|This is a section through a mulberry log. Somehow it seemed like an appropriate, G-rated, picture to lead this essay.|
Completely ignoring culture, what would it take to fix the "fecalized environment"?
The state-of-the art is activated sludge bio-degradation of human wastes. The wastewater, a slurry of water and "other stuff" is run into a settling pond. The "other stuff" is quantified in terms of Biological Oxygen Demand or BOD. BOD is the amount of oxygen that the slurry would suck out of the water if it were dumped into a river. That loss of oxygen typically results in fish kills.
Approximately half of the BOD is removed from the wastewater after 24 hours in a settling pond. The liquid is then sent to ponds where air is forced into the water. Some systems use bubblers, others use paddlewheels or vertical turbines. Some use jets of water to entrain air bubbles, much like a Jacuzzi.
Finally, the water is treated with chlorine or UV light and released to the wild.
How much power does it take?
|A significant portion of Senegal's electrical production is from hydroelectric sources. Once exploited, it is rarely possible to "scale up" the production at a site.|
|Senegal is not even that bad, relatively speaking.|
The average African produces twice as much fecal material as the average North American due to the higher fiber content of their food. Constipation is rarely a problem in Africa. That equates to about 0.25 lbs of fecal dry matter per person per day.
According to the Army Corp of Engineers it takes between 0.20 kW-hrs and 0.55 kW-hrs to deliver the air necessary to digest one pound of BOD. That means that simply injecting the air in the activated sludge digester would consume 0.05 kW-hrs per person per day. (0.25 lbs/person X 0.5 left in the settling pond X 0.40 kW-hrs)
That is 10% of the electrical produced in Senegal for just one stage of the wastewater treatment.

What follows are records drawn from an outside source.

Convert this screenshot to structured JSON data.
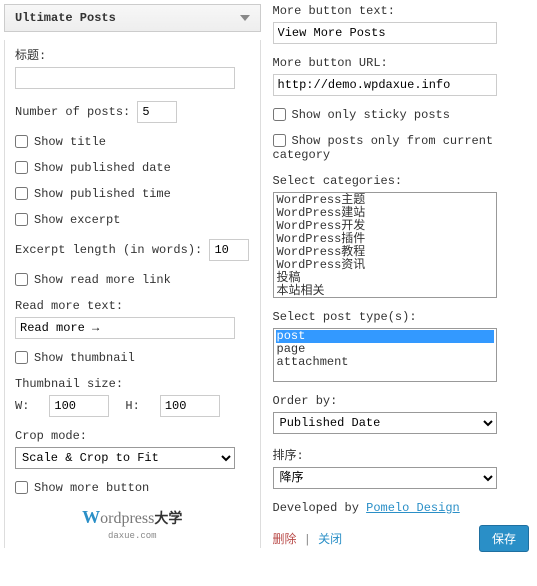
{
  "widget_title": "Ultimate Posts",
  "left": {
    "title_label": "标题:",
    "title_value": "",
    "num_posts_label": "Number of posts:",
    "num_posts_value": "5",
    "show_title": "Show title",
    "show_pub_date": "Show published date",
    "show_pub_time": "Show published time",
    "show_excerpt": "Show excerpt",
    "excerpt_len_label": "Excerpt length (in words):",
    "excerpt_len_value": "10",
    "show_read_more": "Show read more link",
    "read_more_label": "Read more text:",
    "read_more_value": "Read more →",
    "show_thumb": "Show thumbnail",
    "thumb_size_label": "Thumbnail size:",
    "thumb_w_label": "W:",
    "thumb_w_value": "100",
    "thumb_h_label": "H:",
    "thumb_h_value": "100",
    "crop_label": "Crop mode:",
    "crop_value": "Scale & Crop to Fit",
    "show_more_btn": "Show more button"
  },
  "right": {
    "more_btn_label": "More button text:",
    "more_btn_value": "View More Posts",
    "more_url_label": "More button URL:",
    "more_url_value": "http://demo.wpdaxue.info",
    "sticky_only": "Show only sticky posts",
    "current_cat": "Show posts only from current category",
    "sel_cats_label": "Select categories:",
    "cats": [
      "WordPress主题",
      "WordPress建站",
      "WordPress开发",
      "WordPress插件",
      "WordPress教程",
      "WordPress资讯",
      "投稿",
      "本站相关"
    ],
    "sel_types_label": "Select post type(s):",
    "types": [
      "post",
      "page",
      "attachment"
    ],
    "order_by_label": "Order by:",
    "order_by_value": "Published Date",
    "sort_label": "排序:",
    "sort_value": "降序",
    "dev_prefix": "Developed by ",
    "dev_link": "Pomelo Design",
    "delete": "删除",
    "sep": " | ",
    "close": "关闭",
    "save": "保存"
  },
  "logo": {
    "w": "W",
    "rest": "ordpress",
    "cn": "大学",
    "sub": "daxue.com"
  }
}
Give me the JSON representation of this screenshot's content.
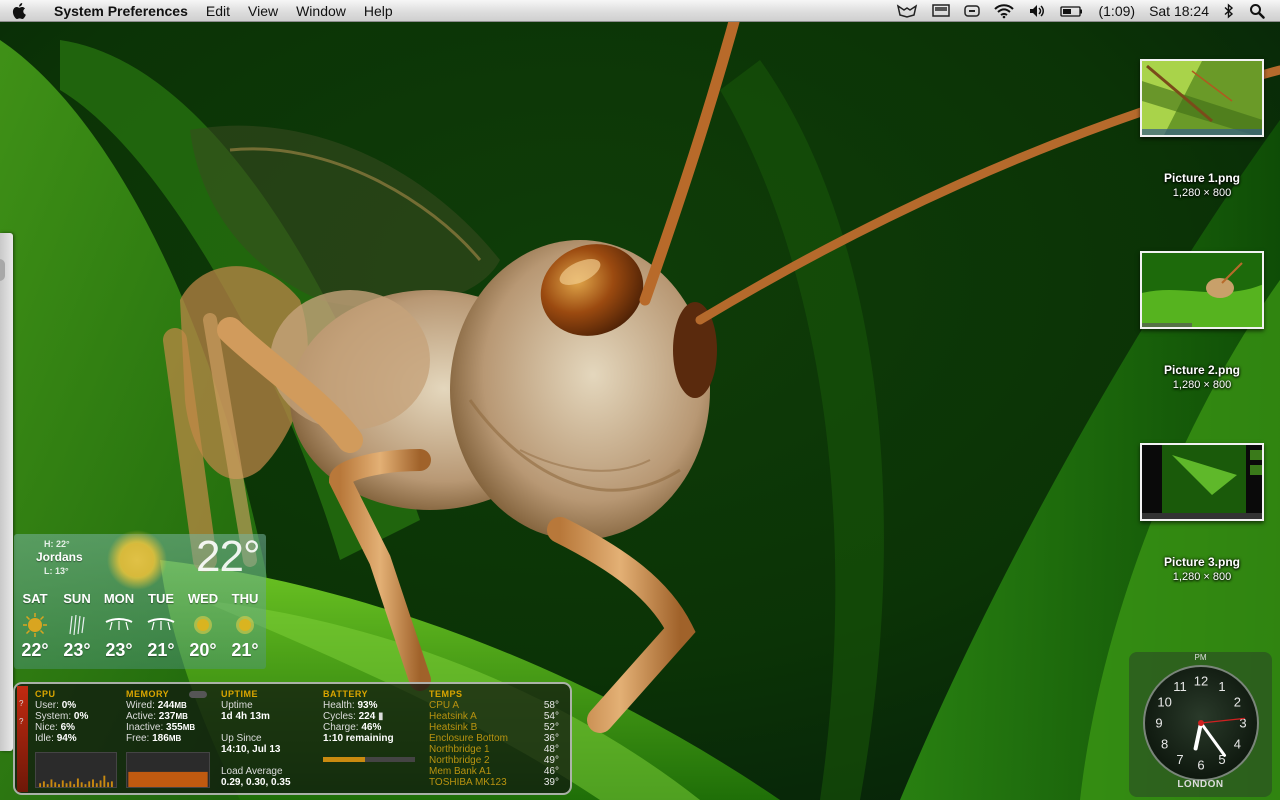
{
  "menubar": {
    "app_name": "System Preferences",
    "items": [
      "Edit",
      "View",
      "Window",
      "Help"
    ],
    "battery_time": "(1:09)",
    "clock": "Sat 18:24",
    "status_icons": [
      "growl-icon",
      "display-icon",
      "eject-icon",
      "wifi-icon",
      "volume-icon",
      "battery-icon",
      "bluetooth-icon",
      "spotlight-search-icon"
    ]
  },
  "desktop_files": [
    {
      "name": "Picture 1.png",
      "dimensions": "1,280 × 800"
    },
    {
      "name": "Picture 2.png",
      "dimensions": "1,280 × 800"
    },
    {
      "name": "Picture 3.png",
      "dimensions": "1,280 × 800"
    }
  ],
  "weather": {
    "high": "H: 22°",
    "city": "Jordans",
    "low": "L: 13°",
    "current_temp": "22°",
    "forecast": [
      {
        "day": "SAT",
        "temp": "22°",
        "icon": "sunny-icon"
      },
      {
        "day": "SUN",
        "temp": "23°",
        "icon": "rain-icon"
      },
      {
        "day": "MON",
        "temp": "23°",
        "icon": "windy-icon"
      },
      {
        "day": "TUE",
        "temp": "21°",
        "icon": "windy-icon"
      },
      {
        "day": "WED",
        "temp": "20°",
        "icon": "sunny-icon"
      },
      {
        "day": "THU",
        "temp": "21°",
        "icon": "sunny-icon"
      }
    ]
  },
  "istat": {
    "cpu": {
      "title": "CPU",
      "rows": [
        {
          "label": "User:",
          "value": "0%"
        },
        {
          "label": "System:",
          "value": "0%"
        },
        {
          "label": "Nice:",
          "value": "6%"
        },
        {
          "label": "Idle:",
          "value": "94%"
        }
      ]
    },
    "memory": {
      "title": "MEMORY",
      "rows": [
        {
          "label": "Wired:",
          "value": "244",
          "unit": "MB"
        },
        {
          "label": "Active:",
          "value": "237",
          "unit": "MB"
        },
        {
          "label": "Inactive:",
          "value": "355",
          "unit": "MB"
        },
        {
          "label": "Free:",
          "value": "186",
          "unit": "MB"
        }
      ]
    },
    "uptime": {
      "title": "UPTIME",
      "uptime_label": "Uptime",
      "uptime_value": "1d 4h 13m",
      "since_label": "Up Since",
      "since_value": "14:10, Jul 13",
      "load_label": "Load Average",
      "load_value": "0.29, 0.30, 0.35"
    },
    "battery": {
      "title": "BATTERY",
      "rows": [
        {
          "label": "Health:",
          "value": "93%"
        },
        {
          "label": "Cycles:",
          "value": "224"
        },
        {
          "label": "Charge:",
          "value": "46%"
        }
      ],
      "remaining": "1:10 remaining",
      "charge_fraction": 0.46
    },
    "temps": {
      "title": "TEMPS",
      "rows": [
        {
          "label": "CPU A",
          "value": "58°"
        },
        {
          "label": "Heatsink A",
          "value": "54°"
        },
        {
          "label": "Heatsink B",
          "value": "52°"
        },
        {
          "label": "Enclosure Bottom",
          "value": "36°"
        },
        {
          "label": "Northbridge 1",
          "value": "48°"
        },
        {
          "label": "Northbridge 2",
          "value": "49°"
        },
        {
          "label": "Mem Bank A1",
          "value": "46°"
        },
        {
          "label": "TOSHIBA MK123",
          "value": "39°"
        }
      ]
    }
  },
  "clock_widget": {
    "period": "PM",
    "city": "LONDON",
    "numbers": [
      "12",
      "1",
      "2",
      "3",
      "4",
      "5",
      "6",
      "7",
      "8",
      "9",
      "10",
      "11"
    ],
    "hour": 6,
    "minute": 24,
    "second": 14
  }
}
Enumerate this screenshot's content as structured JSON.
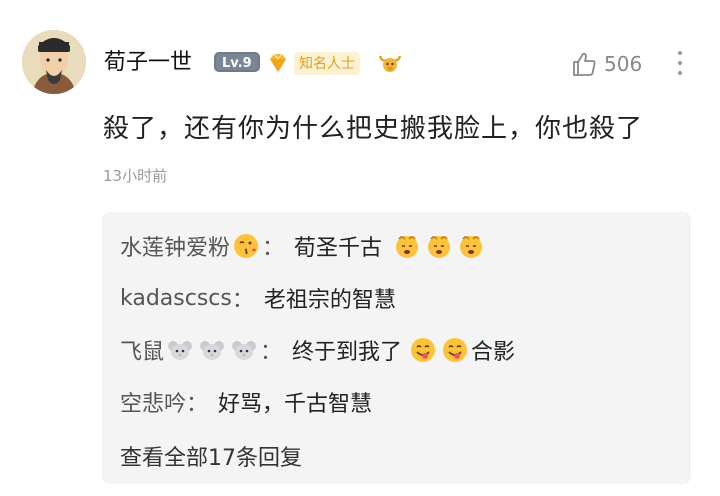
{
  "user": {
    "name": "荀子一世",
    "level": "Lv.9",
    "fame_label": "知名人士",
    "avatar_icon": "scholar-portrait-avatar",
    "medal_icon": "bull-medal-icon"
  },
  "like": {
    "count": "506",
    "icon": "thumbs-up-icon"
  },
  "comment": {
    "text": "殺了，还有你为什么把史搬我脸上，你也殺了",
    "time": "13小时前"
  },
  "replies": [
    {
      "name": "水莲钟爱粉",
      "sep": "：",
      "text": "荀圣千古"
    },
    {
      "name": "kadascscs",
      "sep": "：",
      "text": "老祖宗的智慧"
    },
    {
      "name": "飞鼠",
      "sep": "：",
      "text": "终于到我了",
      "suffix": "合影"
    },
    {
      "name": "空悲吟",
      "sep": "：",
      "text": "好骂，千古智慧"
    }
  ],
  "more_replies": "查看全部17条回复",
  "colors": {
    "reply_bg": "#f4f4f4",
    "time": "#999999",
    "fame": "#e0a21d"
  }
}
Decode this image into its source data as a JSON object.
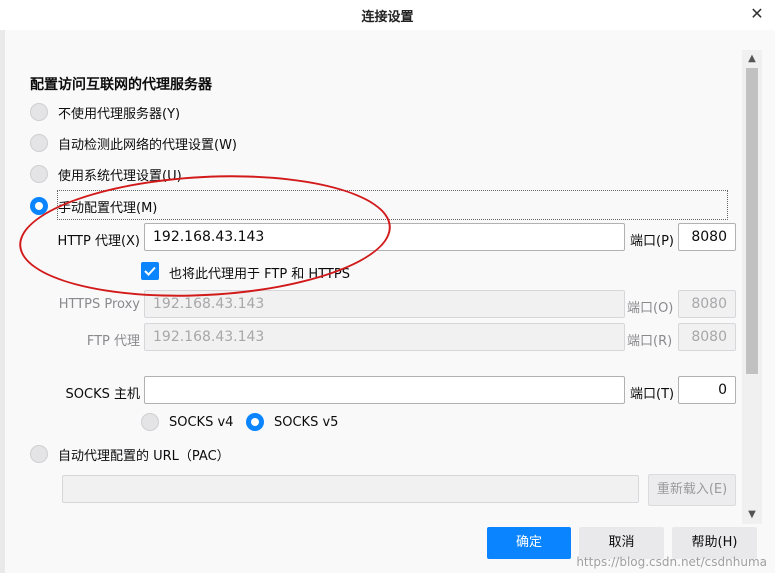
{
  "window": {
    "title": "连接设置",
    "close_symbol": "✕"
  },
  "section_title": "配置访问互联网的代理服务器",
  "proxy_options": {
    "no_proxy": "不使用代理服务器(Y)",
    "auto_detect": "自动检测此网络的代理设置(W)",
    "system": "使用系统代理设置(U)",
    "manual": "手动配置代理(M)",
    "selected": "manual"
  },
  "http": {
    "label": "HTTP 代理(X)",
    "value": "192.168.43.143",
    "port_label": "端口(P)",
    "port": "8080"
  },
  "share_proxy": {
    "label": "也将此代理用于 FTP 和 HTTPS",
    "checked": true
  },
  "https": {
    "label": "HTTPS Proxy",
    "value": "192.168.43.143",
    "port_label": "端口(O)",
    "port": "8080"
  },
  "ftp": {
    "label": "FTP 代理",
    "value": "192.168.43.143",
    "port_label": "端口(R)",
    "port": "8080"
  },
  "socks": {
    "label": "SOCKS 主机",
    "value": "",
    "port_label": "端口(T)",
    "port": "0",
    "v4": "SOCKS v4",
    "v5": "SOCKS v5",
    "selected_version": "v5"
  },
  "pac": {
    "label": "自动代理配置的 URL（PAC）",
    "value": "",
    "reload_label": "重新载入(E)"
  },
  "buttons": {
    "ok": "确定",
    "cancel": "取消",
    "help": "帮助(H)"
  },
  "watermark": "https://blog.csdn.net/csdnhuma",
  "colors": {
    "accent": "#0a84ff",
    "annotation": "#d21a1a"
  }
}
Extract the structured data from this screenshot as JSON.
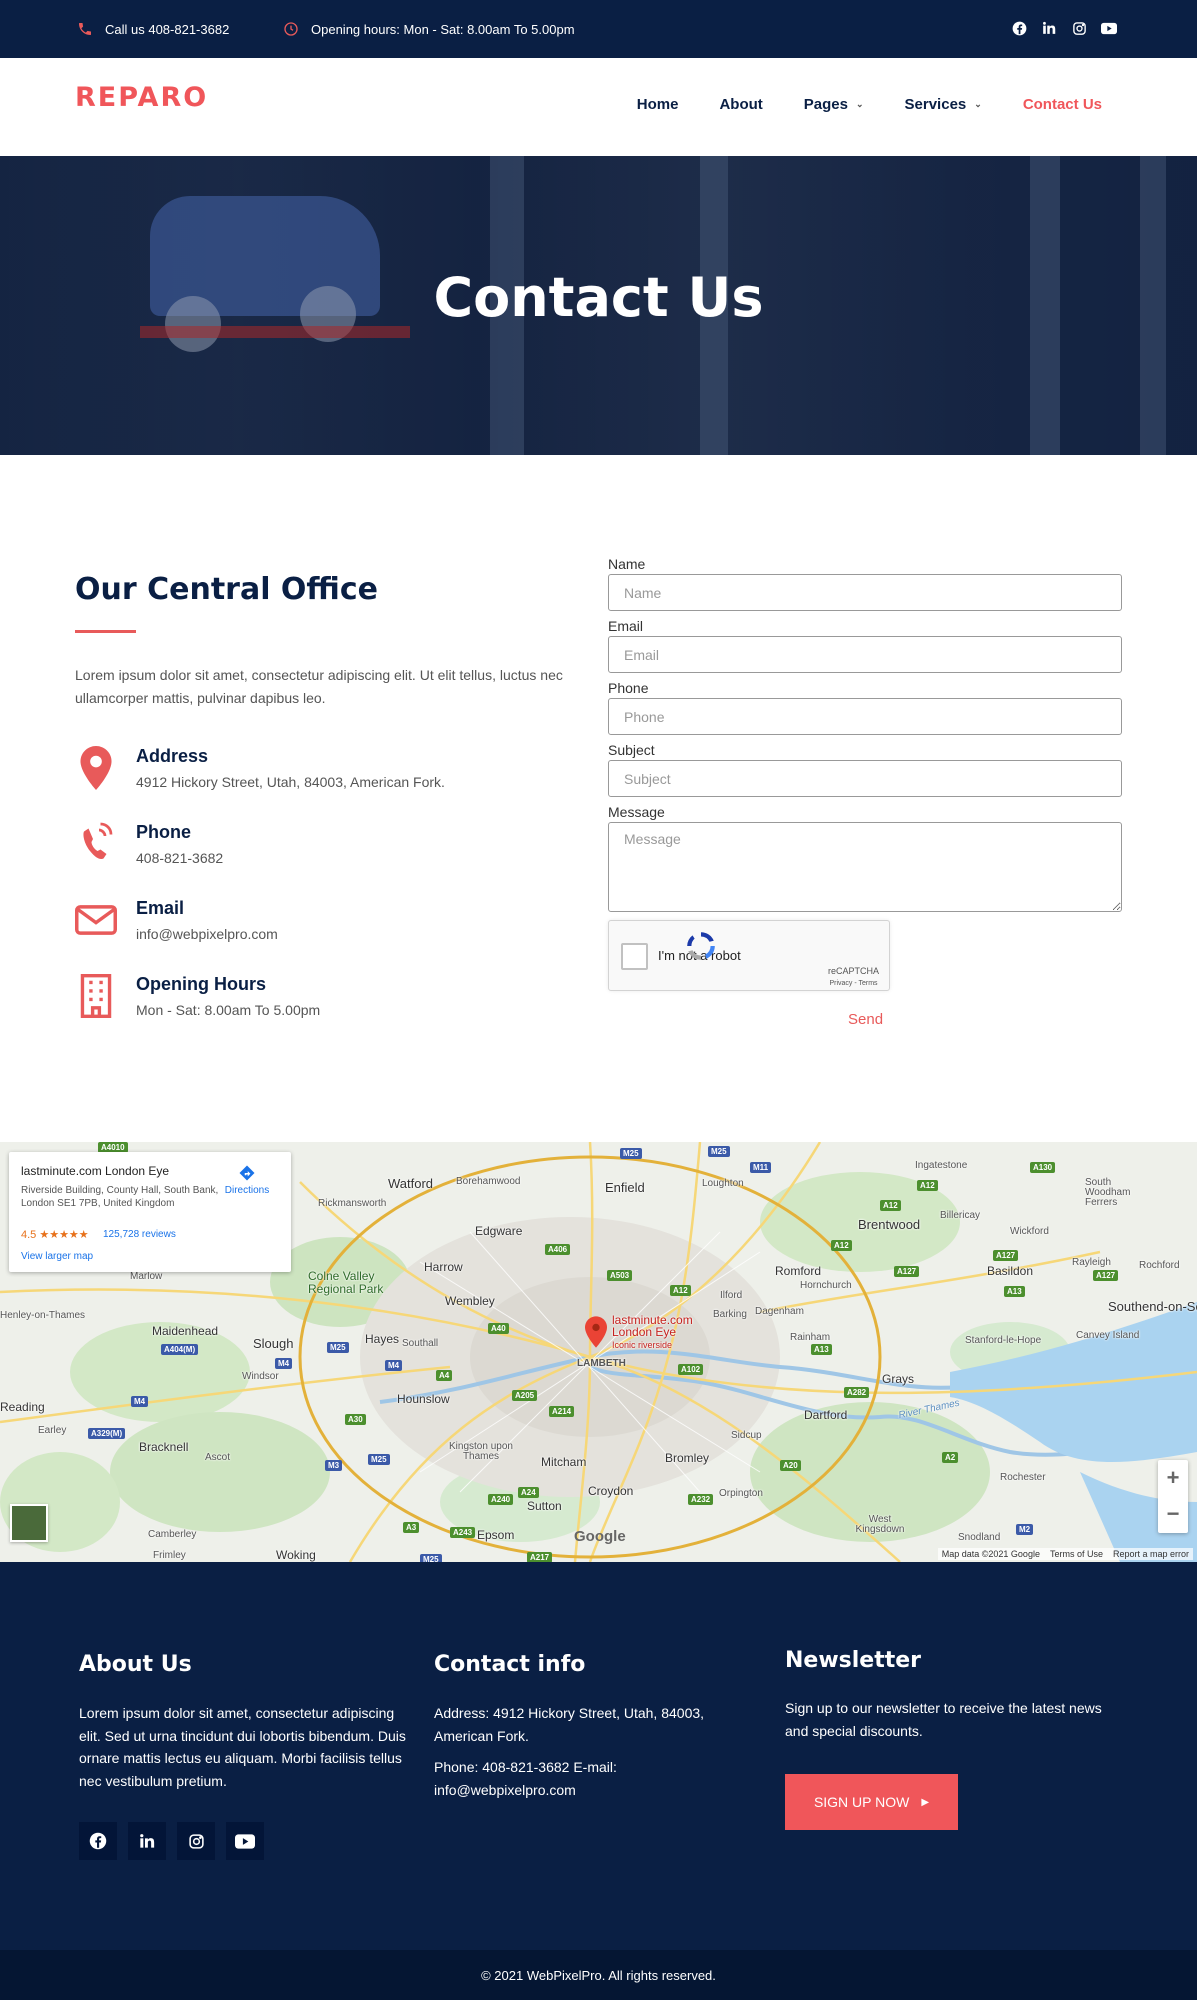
{
  "topbar": {
    "phone": "Call us 408-821-3682",
    "hours": "Opening hours: Mon - Sat: 8.00am To 5.00pm",
    "social": [
      "facebook-icon",
      "linkedin-icon",
      "instagram-icon",
      "youtube-icon"
    ]
  },
  "header": {
    "logo": "REPARO",
    "nav": [
      {
        "label": "Home"
      },
      {
        "label": "About"
      },
      {
        "label": "Pages"
      },
      {
        "label": "Services"
      },
      {
        "label": "Contact Us"
      }
    ]
  },
  "hero": {
    "title": "Contact Us"
  },
  "office": {
    "title": "Our Central Office",
    "description": "Lorem ipsum dolor sit amet, consectetur adipiscing elit. Ut elit tellus, luctus nec ullamcorper mattis, pulvinar dapibus leo.",
    "items": [
      {
        "title": "Address",
        "value": "4912 Hickory Street, Utah, 84003, American Fork."
      },
      {
        "title": "Phone",
        "value": "408-821-3682"
      },
      {
        "title": "Email",
        "value": "info@webpixelpro.com"
      },
      {
        "title": "Opening Hours",
        "value": "Mon - Sat: 8.00am To 5.00pm"
      }
    ]
  },
  "form": {
    "fields": [
      {
        "label": "Name",
        "placeholder": "Name"
      },
      {
        "label": "Email",
        "placeholder": "Email"
      },
      {
        "label": "Phone",
        "placeholder": "Phone"
      },
      {
        "label": "Subject",
        "placeholder": "Subject"
      },
      {
        "label": "Message",
        "placeholder": "Message"
      }
    ],
    "captcha_label": "I'm not a robot",
    "captcha_brand": "reCAPTCHA",
    "captcha_links": "Privacy - Terms",
    "send": "Send"
  },
  "map": {
    "card_name": "lastminute.com London Eye",
    "card_address": "Riverside Building, County Hall, South Bank, London SE1 7PB, United Kingdom",
    "rating": "4.5 ★★★★★",
    "reviews": "125,728 reviews",
    "larger": "View larger map",
    "directions": "Directions",
    "pin_title": "lastminute.com London Eye",
    "pin_sub": "Iconic riverside",
    "google": "Google",
    "attribution": [
      "Map data ©2021 Google",
      "Terms of Use",
      "Report a map error"
    ],
    "zoom_in": "+",
    "zoom_out": "−",
    "places": [
      "Watford",
      "Borehamwood",
      "Enfield",
      "Loughton",
      "Ingatestone",
      "South Woodham Ferrers",
      "Rickmansworth",
      "Edgware",
      "Brentwood",
      "Billericay",
      "Wickford",
      "Harrow",
      "Romford",
      "Hornchurch",
      "Basildon",
      "Rayleigh",
      "Rochford",
      "Marlow",
      "Colne Valley Regional Park",
      "Wembley",
      "Ilford",
      "Barking",
      "Dagenham",
      "Southend-on-Sea",
      "Henley-on-Thames",
      "Maidenhead",
      "Slough",
      "Hayes",
      "Southall",
      "LAMBETH",
      "Rainham",
      "Stanford-le-Hope",
      "Canvey Island",
      "Windsor",
      "Hounslow",
      "Grays",
      "Reading",
      "Earley",
      "Dartford",
      "Bracknell",
      "Ascot",
      "Kingston upon Thames",
      "Mitcham",
      "Bromley",
      "Sidcup",
      "River Thames",
      "Croydon",
      "Orpington",
      "Rochester",
      "Sutton",
      "Camberley",
      "Epsom",
      "West Kingsdown",
      "Snodland",
      "Frimley",
      "Woking"
    ],
    "roads": [
      "A4010",
      "M25",
      "M25",
      "M11",
      "A130",
      "A12",
      "A12",
      "A12",
      "A406",
      "A503",
      "A12",
      "A127",
      "A127",
      "A127",
      "A13",
      "A40",
      "A404(M)",
      "M25",
      "A13",
      "M4",
      "M4",
      "A4",
      "A102",
      "A205",
      "A282",
      "A214",
      "M4",
      "A329(M)",
      "A30",
      "A2",
      "A20",
      "M3",
      "M25",
      "A240",
      "A24",
      "A232",
      "A3",
      "A243",
      "M25",
      "A217",
      "M2"
    ]
  },
  "footer": {
    "about_title": "About Us",
    "about_text": "Lorem ipsum dolor sit amet, consectetur adipiscing elit. Sed ut urna tincidunt dui lobortis bibendum. Duis ornare mattis lectus eu aliquam. Morbi facilisis tellus nec vestibulum pretium.",
    "contact_title": "Contact info",
    "contact_address": "Address: 4912 Hickory Street, Utah, 84003, American Fork.",
    "contact_phone": "Phone: 408-821-3682 E-mail: info@webpixelpro.com",
    "newsletter_title": "Newsletter",
    "newsletter_text": "Sign up to our newsletter to receive the latest news and special discounts.",
    "signup": "SIGN UP NOW",
    "copyright": "© 2021 WebPixelPro. All rights reserved."
  },
  "colors": {
    "navy": "#0a1f44",
    "accent": "#f0565a"
  }
}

One reason shithole countries are shithole countries is because they have almost no economy. Technology is a wonderful thing but it stands on a foundation of infrastructure...including electrical production. To provide a useful frame-of-reference, the average electrical consumption in the US is about 65 times as much, per person, as in Senegal.